Winter Worst Season for Motorcycle Dry Eye Reports Water and Eye Researcher
Sunglasses alone will not prevent biker dry eye says Bio Logic Aqua Research founder Sharon Kleyne.
Grants Pass, OR (PRWEB) February 18, 2014
The wind in your face! It’s a major reason some people ride motorcycles and many bikers are disinclined to do too much to block the wind, beyond wearing eye protection such as sunglasses or face shields (mostly to deflect bugs, dust and flying rocks). According to water and eye researcher Sharon Kleyne, even with sunglasses and face shields, motorcycle and ORV riding may lead to a condition called “biker’s dry eye” or “motorcycle dry eye.”
Kleyne recently reported on several ways to prevent this condition.
Sharon Kleyne is Founder of Bio Logic Aqua Research, a water and health research and product development center. Natures Tears® EyeMist® is the Research Center’s global signature product for dry eyes, dry eyelids and motorcycle dry eye. Kleyne also hosts the globally syndicated Sharon Kleyne Hour Power of Water® radio show on VoiceAmerica and Apple iTunes.

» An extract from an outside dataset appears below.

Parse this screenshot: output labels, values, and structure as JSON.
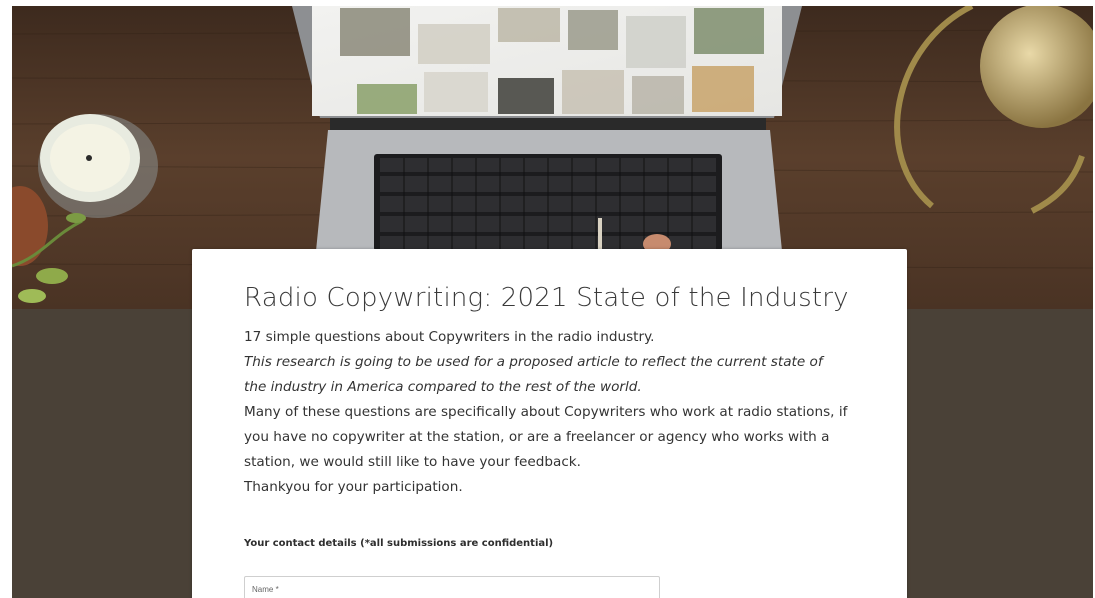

Kleyne’s recommendations regarding biker’s dry eye were made in conjunction with. Philip Paden, MD, the Bio Logic Aqua Research Medical Director. Paden is an ophthalmologist and a former instructor at Cornell University. He is also a former professional motorcycle racer who has been riding for 40 years and is an authority on motorcycle eye protection and motorcycle dry eye.
According to Kleyne and Paden, motorcycle dry eye primarily occurs when wind increases the pressure on water at or near the surface of the eyes and eyelids, to evaporate into the atmosphere. As a result of this moisture loss, riders frequently complain of eye irritation, discomfort or fatigue, blurred vision, watery eyes, headaches and feelings of stress. Sunglasses and face shields may not offer adequate eye protection because other dehydrating factors also play a role. The tear film that covers and protecting our eyes is 98% water.
Winter is the worst season for motorcycle dry eye because colder air is not able to hold as much humidity/water vapor as warmer air. This increases the drying effect.
Factors other than wind that can cause dry eye symptoms include: Alcohol and drug consumption, many medications) pollen, dust, cigarette smoke, air pollution, extreme heat or cold, high elevation, solar radiation, road glare, low humidity, exhaust fumes and much more. The dehydrating effect of wind on the eyes is heightened when other factors are present, for example, if the rider has recently been drinking beer in a smoke-filled room.
Kleyne and Paden offer the following eye care and eye protection suggestions for motorcyclists and ORV riders:
1. Drink at least 8 glasses of water a day in addition to all other fluid intake. Lukewarm water is less likely to make you go to the bathroom.
2. Apply cold, wet eye compresses after riding, to soothe eye irritation and wash out irritants.
3. Take frequent rests stops in which you close your eyes for a few minutes.
4. Use both face shields and sunglasses. Road glare and solar radiation are extremely dehydrating and sunglasses help a lot. Face shields, when well designed and worn properly, can trap breath moisture to help keep eyes hydrated.
5. Avoid cigarette smoke and alcohol.
6. Take a long, steamy bath on arrival home.
7. Avoid rubbing the eyes when they are tired or irritated.
8. Don’t forget to blink while riding. Twenty to 30 blinks a minute is normal but the intense concentration or motorcycle riding can drop this to 3 or 4 times a minute.
9. Carry an all-natural, pure water eye wash or eye mist.
To maintain tear film moisture, Kleyne recommends the daily use of Nature’s Tears® EyeMist® from Bio Logic Aqua Research. When specific dry eye symptoms occur, such as burning or itching eyes, blurred vision or feelings of stress, she suggests increasing the number of daily applications. The pure water mist is 100% safe and may be applied as often as desired.
For the original version on PRWeb visit: http://www.prweb.com/releases/2014/02/prweb11592398.htm